State benefits of a SBA guaranteed loan are a longer maturity at better repayment terms and interest rates, thereby reducing monthly payments and the initial loan burden
Finding a Source of Finance for Used Book Store
The partners of the Used Book store are looking into other logical sources of funding for their business. Currently they are receiving funding from a rich relative. For independence, longevity, and success, they feel they need to research other avenues of funding. There are several different types of funding available to them, but they must decide which source would best suit their needs, whether it is remaining with the rich relative or some other source.
Trade credit (open-book credit), credit cards, and SBA guaranteed loans are all types of funding available for small businesses (Ebert & Griffin, 2005). They will need to compare other sources of funding with the benefits and risks involved with remaining with the rich relative.

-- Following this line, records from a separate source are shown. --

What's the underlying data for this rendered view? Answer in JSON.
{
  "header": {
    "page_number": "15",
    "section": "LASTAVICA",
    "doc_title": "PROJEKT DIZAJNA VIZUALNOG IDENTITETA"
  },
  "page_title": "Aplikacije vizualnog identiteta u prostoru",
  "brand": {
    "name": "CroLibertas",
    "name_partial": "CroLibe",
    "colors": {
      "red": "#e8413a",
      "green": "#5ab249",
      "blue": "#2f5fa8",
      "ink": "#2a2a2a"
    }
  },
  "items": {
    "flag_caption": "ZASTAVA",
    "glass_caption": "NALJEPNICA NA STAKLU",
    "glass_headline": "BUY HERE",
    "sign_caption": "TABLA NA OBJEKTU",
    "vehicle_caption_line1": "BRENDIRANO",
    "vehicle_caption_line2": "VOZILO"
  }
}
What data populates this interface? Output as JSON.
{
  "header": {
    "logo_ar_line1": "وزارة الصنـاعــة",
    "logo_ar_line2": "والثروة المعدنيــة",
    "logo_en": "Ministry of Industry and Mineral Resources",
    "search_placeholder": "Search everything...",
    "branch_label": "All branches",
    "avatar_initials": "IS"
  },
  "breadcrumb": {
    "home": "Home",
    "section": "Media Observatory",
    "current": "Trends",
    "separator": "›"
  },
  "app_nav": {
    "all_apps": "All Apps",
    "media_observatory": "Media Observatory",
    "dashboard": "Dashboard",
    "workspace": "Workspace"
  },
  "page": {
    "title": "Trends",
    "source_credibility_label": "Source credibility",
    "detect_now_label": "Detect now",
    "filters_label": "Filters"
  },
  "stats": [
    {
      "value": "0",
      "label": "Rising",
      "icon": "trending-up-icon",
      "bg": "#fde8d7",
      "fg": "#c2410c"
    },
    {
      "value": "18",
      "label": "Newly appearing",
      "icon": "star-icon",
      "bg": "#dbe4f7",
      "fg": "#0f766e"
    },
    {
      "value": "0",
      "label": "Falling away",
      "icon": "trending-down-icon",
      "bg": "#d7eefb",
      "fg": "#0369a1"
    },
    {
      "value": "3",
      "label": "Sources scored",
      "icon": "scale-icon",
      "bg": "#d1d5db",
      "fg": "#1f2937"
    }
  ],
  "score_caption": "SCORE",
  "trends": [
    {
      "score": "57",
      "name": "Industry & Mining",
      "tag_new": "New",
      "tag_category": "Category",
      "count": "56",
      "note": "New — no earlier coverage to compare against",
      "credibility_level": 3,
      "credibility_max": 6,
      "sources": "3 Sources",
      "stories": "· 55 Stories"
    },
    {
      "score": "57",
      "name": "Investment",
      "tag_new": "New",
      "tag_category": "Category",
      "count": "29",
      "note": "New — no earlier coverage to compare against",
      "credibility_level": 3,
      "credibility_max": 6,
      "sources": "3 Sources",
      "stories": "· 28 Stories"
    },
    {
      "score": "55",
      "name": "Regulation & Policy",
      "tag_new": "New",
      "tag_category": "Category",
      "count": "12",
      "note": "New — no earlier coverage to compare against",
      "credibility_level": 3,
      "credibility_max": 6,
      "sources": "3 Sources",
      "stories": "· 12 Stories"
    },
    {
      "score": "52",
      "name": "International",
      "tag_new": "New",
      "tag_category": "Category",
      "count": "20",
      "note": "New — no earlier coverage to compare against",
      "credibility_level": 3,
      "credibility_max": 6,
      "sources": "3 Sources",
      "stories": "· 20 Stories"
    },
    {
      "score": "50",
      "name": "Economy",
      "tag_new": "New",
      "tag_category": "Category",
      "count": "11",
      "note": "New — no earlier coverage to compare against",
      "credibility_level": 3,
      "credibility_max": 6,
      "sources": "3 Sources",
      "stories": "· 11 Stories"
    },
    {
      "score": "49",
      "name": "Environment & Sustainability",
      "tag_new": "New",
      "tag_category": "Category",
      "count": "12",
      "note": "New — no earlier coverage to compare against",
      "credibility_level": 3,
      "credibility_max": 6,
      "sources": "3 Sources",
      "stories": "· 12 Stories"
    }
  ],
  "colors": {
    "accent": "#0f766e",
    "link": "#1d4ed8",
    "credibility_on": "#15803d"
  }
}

Trade credit is the credit extended to businesses by suppliers who let them buy now and pay later. The advantage of trade credit is the ability to take delivery of materials, equipment or other valuables without paying cash on the spot. The practice of trade credit can also help to establish a good working environment between suppliers and the business.
Most suppliers unfortunately will not offer trade credit to a new business that they have not established a working relationship. They will demand payment by cash or check on delivery, or payment by credit card in advance until the business has established that they can pay their bills on time (Entrepreneur, 2008, ¶ 2).
Credit cards are a convenient and easy way to pay for supplies, material and equipment necessary to start a business. There are several banks that offer business credit cards with different benefits such as reward points, no annual fee, low introductory annual percentage rates, and cash back rewards on purchases (Bankrate, Inc, 2008).
Credit cards may be too convenient to some business owners who do not manage their
finances well. “Many business owners borrow heavily on their credit card only to find
themselves up to their ears in debt. Credit cards are one of the most expensive sources of cash
and have paved the road to bankruptcy court more than once” (Pinson, 2006, p. 143).
What really makes credit cards attractive is that they are not hard to acquire. The two main things that credit card companies look at when issuing credit is personal credit score and established credit of the business owner or owners (Wade, 2006).
SBA Guaranteed Loans
The Small Business Administration guaranteed loan program is usually a secondary source of financing. A business may seek a SBA guaranteed loan after being denied a loan from conventional lenders. The SBA offers a variety of loan programs, depending on the amount of guaranty determines the amount of hassle. In other words, the higher the guaranty, the more paperwork, and longer the delay. Most of the SBA’s business loans are made by private lenders and then guaranteed by the agency (Pinson, 2006, p. 137).
The benefits of a SBA guaranteed loan are a longer maturity at better repayment terms and interest rates, thereby reducing monthly payments and the initial loan burden (Pinson, 2006).
One of the risks of a SBA guaranteed loan is the application itself. The key requirements for some SBA loan programs are: the business must have been turned down by a bank or other lender to qualify for most SBA Business loan programs, required to submit a guaranty (personal and business), must operate for profit; be engaged in, or propose to do business in, the United States or its possessions; have reasonable owner equity to invest; and use alternative financial resources first including personal assets, must meet eligibility criteria including size, type of business; operating in the United States or its possessions, use of available funds from other sources, use of proceeds; and repayment (D & B, 2008).
The repayment term of an SBA guaranteed loan is between five and twenty five years depending on the lift of the assets being financed and the cash needs of the business. Working capital loans repayment is usually five to ten years. Some SBA short-term loan programs have shorter repayment terms (D & B, 2008).